### Record set
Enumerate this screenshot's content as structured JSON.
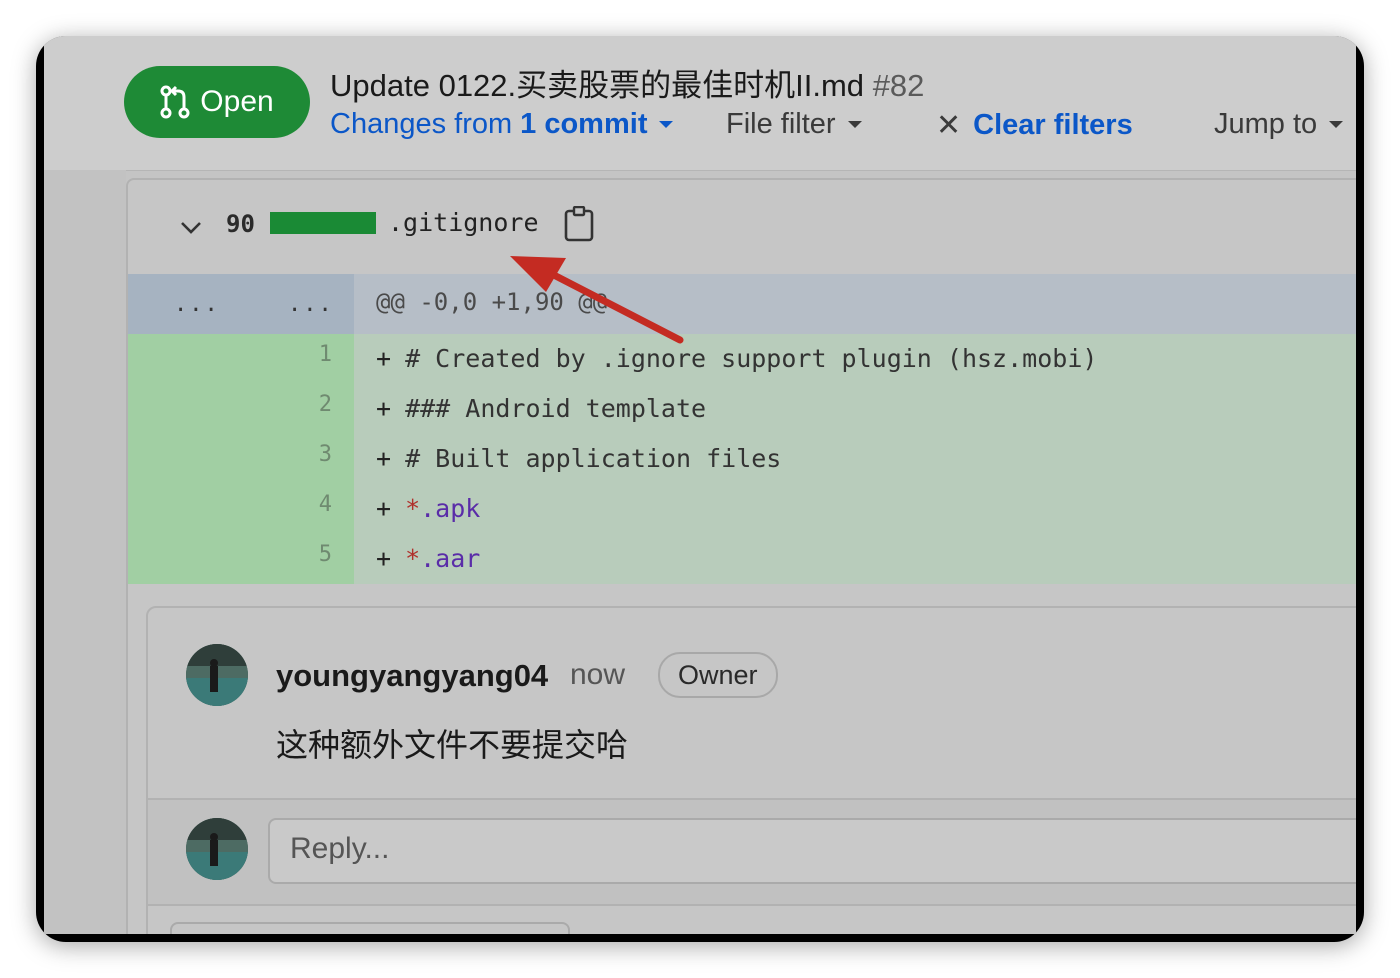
{
  "header": {
    "status_label": "Open",
    "pr_title": "Update 0122.买卖股票的最佳时机II.md",
    "pr_number": "#82",
    "changes_from_prefix": "Changes from",
    "changes_from_count": "1 commit",
    "file_filter_label": "File filter",
    "clear_filters_label": "Clear filters",
    "jump_to_label": "Jump to"
  },
  "file": {
    "diff_count": "90",
    "filename": ".gitignore",
    "hunk_left": "...",
    "hunk_right": "...",
    "hunk_header": "@@ -0,0 +1,90 @@"
  },
  "lines": [
    {
      "n": "1",
      "text": "# Created by .ignore support plugin (hsz.mobi)"
    },
    {
      "n": "2",
      "text": "### Android template"
    },
    {
      "n": "3",
      "text": "# Built application files"
    },
    {
      "n": "4",
      "star": "*",
      "ext": ".apk"
    },
    {
      "n": "5",
      "star": "*",
      "ext": ".aar"
    }
  ],
  "comment": {
    "author": "youngyangyang04",
    "time": "now",
    "role_badge": "Owner",
    "body": "这种额外文件不要提交哈",
    "reply_placeholder": "Reply..."
  },
  "colors": {
    "open_green": "#1e8a36",
    "link_blue": "#0b57c8",
    "annotation_arrow": "#c42b22"
  }
}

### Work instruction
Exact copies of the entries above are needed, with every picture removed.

### Result of this task
Enumerate this screenshot's content as structured JSON.
{
  "header": {
    "status_label": "Open",
    "pr_title": "Update 0122.买卖股票的最佳时机II.md",
    "pr_number": "#82",
    "changes_from_prefix": "Changes from",
    "changes_from_count": "1 commit",
    "file_filter_label": "File filter",
    "clear_filters_label": "Clear filters",
    "jump_to_label": "Jump to"
  },
  "file": {
    "diff_count": "90",
    "filename": ".gitignore",
    "hunk_left": "...",
    "hunk_right": "...",
    "hunk_header": "@@ -0,0 +1,90 @@"
  },
  "lines": [
    {
      "n": "1",
      "text": "# Created by .ignore support plugin (hsz.mobi)"
    },
    {
      "n": "2",
      "text": "### Android template"
    },
    {
      "n": "3",
      "text": "# Built application files"
    },
    {
      "n": "4",
      "star": "*",
      "ext": ".apk"
    },
    {
      "n": "5",
      "star": "*",
      "ext": ".aar"
    }
  ],
  "comment": {
    "author": "youngyangyang04",
    "time": "now",
    "role_badge": "Owner",
    "body": "这种额外文件不要提交哈",
    "reply_placeholder": "Reply..."
  },
  "colors": {
    "open_green": "#1e8a36",
    "link_blue": "#0b57c8",
    "annotation_arrow": "#c42b22"
  }
}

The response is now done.